What more can we do? In my classes I tell my students that we live in a world similar to a baroque altar. It is laden with decoration and components, but we can´t see what holds everything up. We are incapable of differentiating the structure from the surface; we only perceive the visual impact, the grandiosity of it all. I think that if we look for the essence, we encounter two problems: the value of financial assets has fallen because they were overvalued and the financial system is no longer financing the real sector of the economy due to the danger of recession it involves. In the first case, as a result of the wealth effect, families will stop consuming and start saving and, in a recession, that is the worst thing that could happen. Consumption is 60% of the aggregate demand.


China’s E-Learning Market 对IE网络课程感兴趣的朋友们可以参考最新的《中国网上教学市场&#3

After yeas of development, e-learning, education on the Internet, or online education, has entered its “growth stage” in China. Its market scale reached RMB17.5bn in 2007, 20.7% higher than RMB14.5bn, the similar figure in 2006. As to users, there were about 12.2 million people using online education in 2007, 25.1% higher than 9.75 million, the…



资料还显示:目前中国MBA人才总体薪酬水平还较低。

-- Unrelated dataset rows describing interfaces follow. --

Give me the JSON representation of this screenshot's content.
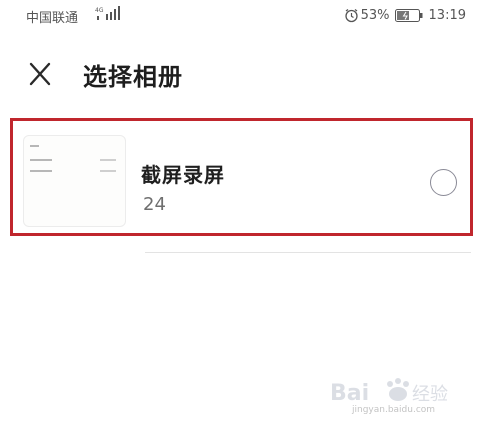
{
  "status_bar": {
    "carrier": "中国联通",
    "network_type": "4G",
    "battery_percent": "53%",
    "time": "13:19",
    "icons": [
      "signal-icon",
      "alarm-icon",
      "battery-icon"
    ]
  },
  "header": {
    "title": "选择相册",
    "close_icon": "close-icon"
  },
  "albums": [
    {
      "name": "截屏录屏",
      "count": "24",
      "selected": false
    }
  ],
  "colors": {
    "highlight_border": "#c0262d",
    "radio_border": "#8a8a96",
    "divider": "#e3e3e3"
  },
  "watermark": {
    "url": "jingyan.baidu.com"
  }
}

如2000年中,按行业分,MBA人才的平均薪酬只有4841元/月;按岗位分,MBA人才平均薪 酬只有4432元/月;按地区分,香港MBA人才的薪酬平均值为5350元/月,北京为3750元/月,上海为4000元/月,但也有奇迹出现:在刚刚毕 业的北大国际MBA首批毕业生中,有人未毕业即已获得了年薪83万元的聘用承诺。据悉,全班几十个毕业生均已被跨国公司、国企大公司、IT及网络公司”订 购”一空,平均年薪达到23万元。同样在上海中欧国际工商学院近日举办的新一届MBA毕业生考场招聘会也呈现出火爆场面:有一半的MBA毕业生年薪即可达 到10万元以上,而有多年管理工作经验的MBA年薪可达20万元-30万元。
中国MBA人才目前的薪资行情还没有完全反映出其所具 有的真正价值,这是因为:中国MBA人才产生结构的多元化所造成的,中国MBA目前主要来自于三方面:留学回国的MBA、中国国内大学培养的MBA以及以 境外教育机构为主培养出的中外合作MBA学生(如中欧MBA)。
一般情况下,从国外留学归来或外籍的MBA人才被外企聘用的较多,年薪可达20万元-50万元,个别优秀的MBA出身的CEO聘用年薪也可达80万元-100万元;以境外教育机构为主培养的中外合作学院MBA人才也大受 市场欢迎,其年薪也可达到10万元-30万元。个别优秀的也可创出50万元的年薪收入。国内56所大学所培养的MBA人才薪资收入总体水平较低,质量参差 不齐,悬殊很大。如清华、北大、复旦、上海大学等学校培养的MBA,市场受欢迎程度较好,而很大一部分学校培养的MBA毕业生就业状况并不尽如人意,滥办 MBA现象或滥竽充数混出来的MBA也不在少数。由于MBA教师质量、MBA教材质量、MBA学生质量尚未能达到国际MBA标准水平,目前国内产生的 MBA人才薪资水平大部分还停留在低水平上,一般只在3000元-5000元的月薪水平上,这与国际MBA,尤其是欧美MBA的起薪水平差距高达10倍 (欧美MBA毕业生起薪平均水平在5.5万-7.5万美元)。据了解,在欧美一些高校的MBA一毕业即会被猎头公司挖走或直接被跨国公司争相聘用,起薪在 10万美元(年薪)以上的占了很大部分。而国内毕业的MBA除少数学校外,大部分毕业生没有那么好的运气,并没有那么吃香,那些毕业后连外语也不通的 MBA或从国企公费出来读MBA镀金的人,其薪水并没有如期望中那样大幅增长。
但是,有众多理由可以充分证明,中国MBA的薪水总 体水准将会有较大幅度上升,中国MBA人才仍将供不应求,炙手可热。中国经济与世界经济呈现一体化趋势,中国需要大量国际化 人才,有许多具有国际教育背景或跨国公司工作背景的人才进来,同时也会有更多的人才走出国门学习、工作及从事国际贸易等工作。这样一方面能很快培养出一批 高质量的MBA,另一方面因为中国经济正处于繁荣发展期,高级人才十分紧缺,MBA人才的身价也会水涨船高。